What the exercise asks: Report the count of lines containing the word "text" in the entries below, and nothing more.

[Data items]

==================================================

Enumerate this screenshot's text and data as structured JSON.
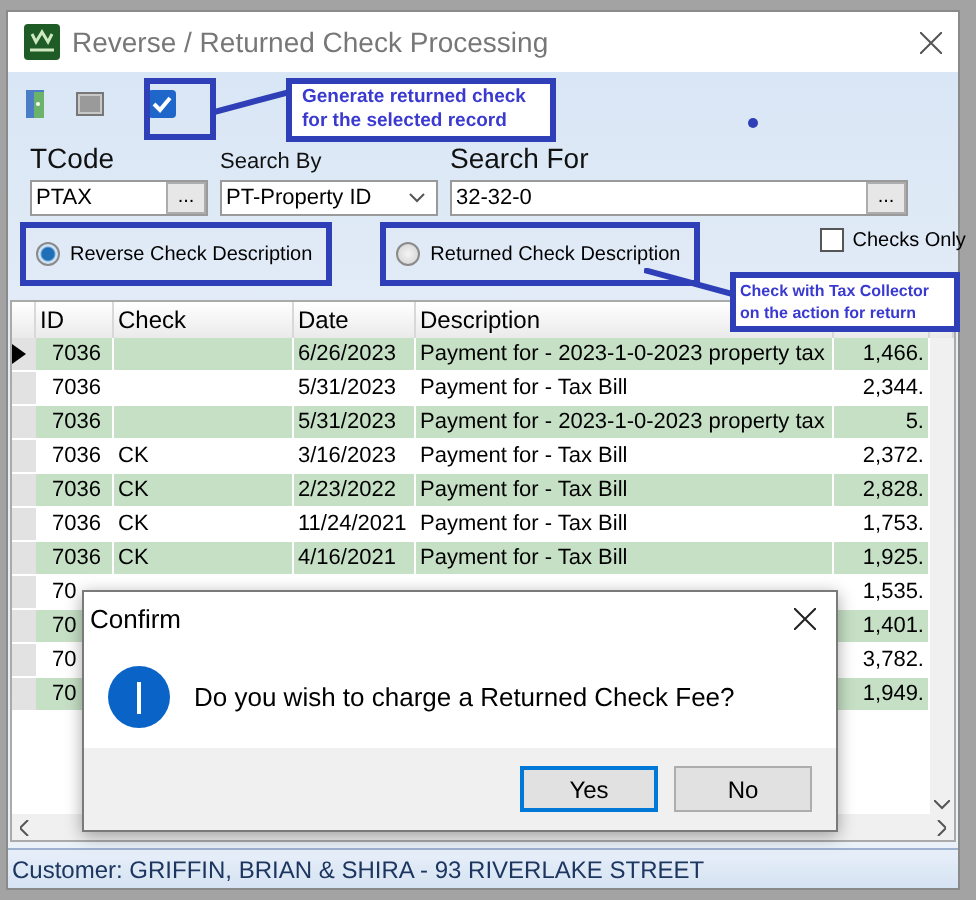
{
  "window": {
    "title": "Reverse / Returned Check Processing"
  },
  "fields": {
    "tcode": {
      "label": "TCode",
      "value": "PTAX",
      "button": "..."
    },
    "search_by": {
      "label": "Search By",
      "value": "PT-Property ID"
    },
    "search_for": {
      "label": "Search For",
      "value": "32-32-0",
      "button": "..."
    }
  },
  "radios": [
    {
      "label": "Reverse Check Description",
      "selected": true
    },
    {
      "label": "Returned Check Description",
      "selected": false
    }
  ],
  "checks_only": {
    "label": "Checks Only",
    "checked": false
  },
  "annotations": [
    {
      "text": "Generate returned check for the selected record"
    },
    {
      "text": "Check with Tax Collector on the action for return"
    }
  ],
  "table": {
    "columns": [
      "ID",
      "Check",
      "Date",
      "Description"
    ],
    "rows": [
      {
        "id": "7036",
        "check": "",
        "date": "6/26/2023",
        "description": "Payment for - 2023-1-0-2023 property tax",
        "column_5": "1,466.",
        "selected": true
      },
      {
        "id": "7036",
        "check": "",
        "date": "5/31/2023",
        "description": "Payment for - Tax Bill",
        "column_5": "2,344.",
        "selected": false
      },
      {
        "id": "7036",
        "check": "",
        "date": "5/31/2023",
        "description": "Payment for - 2023-1-0-2023 property tax",
        "column_5": "5.",
        "selected": false
      },
      {
        "id": "7036",
        "check": "CK",
        "date": "3/16/2023",
        "description": "Payment for - Tax Bill",
        "column_5": "2,372.",
        "selected": false
      },
      {
        "id": "7036",
        "check": "CK",
        "date": "2/23/2022",
        "description": "Payment for - Tax Bill",
        "column_5": "2,828.",
        "selected": false
      },
      {
        "id": "7036",
        "check": "CK",
        "date": "11/24/2021",
        "description": "Payment for - Tax Bill",
        "column_5": "1,753.",
        "selected": false
      },
      {
        "id": "7036",
        "check": "CK",
        "date": "4/16/2021",
        "description": "Payment for - Tax Bill",
        "column_5": "1,925.",
        "selected": false
      },
      {
        "id": "70",
        "check": "",
        "date": "",
        "description": "",
        "column_5": "1,535.",
        "selected": false
      },
      {
        "id": "70",
        "check": "",
        "date": "",
        "description": "",
        "column_5": "1,401.",
        "selected": false
      },
      {
        "id": "70",
        "check": "",
        "date": "",
        "description": "",
        "column_5": "3,782.",
        "selected": false
      },
      {
        "id": "70",
        "check": "",
        "date": "",
        "description": "",
        "column_5": "1,949.",
        "selected": false
      }
    ]
  },
  "dialog": {
    "title": "Confirm",
    "message": "Do you wish to charge a Returned Check Fee?",
    "buttons": [
      {
        "label": "Yes",
        "focused": true
      },
      {
        "label": "No",
        "focused": false
      }
    ]
  },
  "status_bar": "Customer: GRIFFIN, BRIAN & SHIRA - 93 RIVERLAKE STREET"
}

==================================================

Result for this exercise: 3